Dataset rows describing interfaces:

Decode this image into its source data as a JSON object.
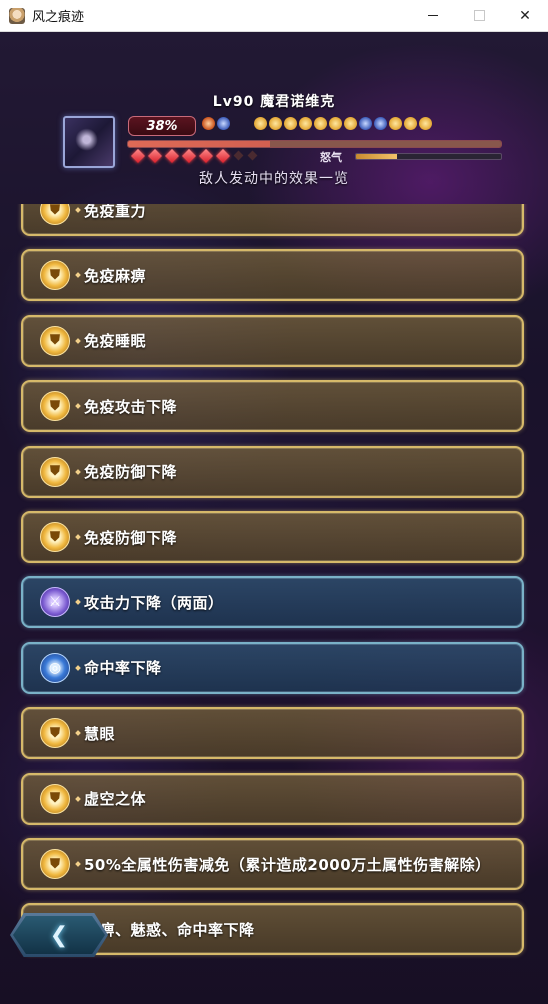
{
  "window": {
    "title": "风之痕迹",
    "minimize": "",
    "maximize": "",
    "close": "✕"
  },
  "boss": {
    "name": "Lv90 魔君诺维克",
    "hp_text": "38%",
    "hp_fraction": 0.38,
    "rage_label": "怒气",
    "rage_fraction": 0.28,
    "diamonds_on": 6,
    "diamonds_total": 8,
    "status_icons_left": [
      "fire-buff-icon",
      "blue-buff-icon"
    ],
    "status_icons_right": [
      "gold-buff-icon",
      "gold-buff-icon",
      "gold-buff-icon",
      "gold-buff-icon",
      "gold-buff-icon",
      "gold-buff-icon",
      "gold-buff-icon",
      "blue-buff-icon",
      "blue-buff-icon",
      "gold-buff-icon",
      "gold-buff-icon",
      "gold-buff-icon"
    ]
  },
  "panel": {
    "subtitle": "敌人发动中的效果一览"
  },
  "effects": [
    {
      "label": "免疫重力",
      "style": "gold",
      "icon": "shield-icon"
    },
    {
      "label": "免疫麻痹",
      "style": "gold",
      "icon": "shield-icon"
    },
    {
      "label": "免疫睡眠",
      "style": "gold",
      "icon": "shield-icon"
    },
    {
      "label": "免疫攻击下降",
      "style": "gold",
      "icon": "shield-icon"
    },
    {
      "label": "免疫防御下降",
      "style": "gold",
      "icon": "shield-icon"
    },
    {
      "label": "免疫防御下降",
      "style": "gold",
      "icon": "shield-icon"
    },
    {
      "label": "攻击力下降（两面）",
      "style": "blue",
      "icon": "sword-icon"
    },
    {
      "label": "命中率下降",
      "style": "blue",
      "icon": "target-icon"
    },
    {
      "label": "慧眼",
      "style": "gold",
      "icon": "shield-icon"
    },
    {
      "label": "虚空之体",
      "style": "gold",
      "icon": "shield-icon"
    },
    {
      "label": "50%全属性伤害减免（累计造成2000万土属性伤害解除）",
      "style": "gold",
      "icon": "shield-icon"
    },
    {
      "label": "麻痹、魅惑、命中率下降",
      "style": "gold",
      "icon": "shield-icon"
    }
  ],
  "back_button": {
    "icon": "back-arrow-icon"
  }
}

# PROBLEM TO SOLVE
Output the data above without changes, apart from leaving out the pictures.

# OUTPUT FOR THIS EXERCISE
Decode this image into its source data as a JSON object.
{
  "window": {
    "title": "风之痕迹",
    "minimize": "",
    "maximize": "",
    "close": "✕"
  },
  "boss": {
    "name": "Lv90 魔君诺维克",
    "hp_text": "38%",
    "hp_fraction": 0.38,
    "rage_label": "怒气",
    "rage_fraction": 0.28,
    "diamonds_on": 6,
    "diamonds_total": 8,
    "status_icons_left": [
      "fire-buff-icon",
      "blue-buff-icon"
    ],
    "status_icons_right": [
      "gold-buff-icon",
      "gold-buff-icon",
      "gold-buff-icon",
      "gold-buff-icon",
      "gold-buff-icon",
      "gold-buff-icon",
      "gold-buff-icon",
      "blue-buff-icon",
      "blue-buff-icon",
      "gold-buff-icon",
      "gold-buff-icon",
      "gold-buff-icon"
    ]
  },
  "panel": {
    "subtitle": "敌人发动中的效果一览"
  },
  "effects": [
    {
      "label": "免疫重力",
      "style": "gold",
      "icon": "shield-icon"
    },
    {
      "label": "免疫麻痹",
      "style": "gold",
      "icon": "shield-icon"
    },
    {
      "label": "免疫睡眠",
      "style": "gold",
      "icon": "shield-icon"
    },
    {
      "label": "免疫攻击下降",
      "style": "gold",
      "icon": "shield-icon"
    },
    {
      "label": "免疫防御下降",
      "style": "gold",
      "icon": "shield-icon"
    },
    {
      "label": "免疫防御下降",
      "style": "gold",
      "icon": "shield-icon"
    },
    {
      "label": "攻击力下降（两面）",
      "style": "blue",
      "icon": "sword-icon"
    },
    {
      "label": "命中率下降",
      "style": "blue",
      "icon": "target-icon"
    },
    {
      "label": "慧眼",
      "style": "gold",
      "icon": "shield-icon"
    },
    {
      "label": "虚空之体",
      "style": "gold",
      "icon": "shield-icon"
    },
    {
      "label": "50%全属性伤害减免（累计造成2000万土属性伤害解除）",
      "style": "gold",
      "icon": "shield-icon"
    },
    {
      "label": "麻痹、魅惑、命中率下降",
      "style": "gold",
      "icon": "shield-icon"
    }
  ],
  "back_button": {
    "icon": "back-arrow-icon"
  }
}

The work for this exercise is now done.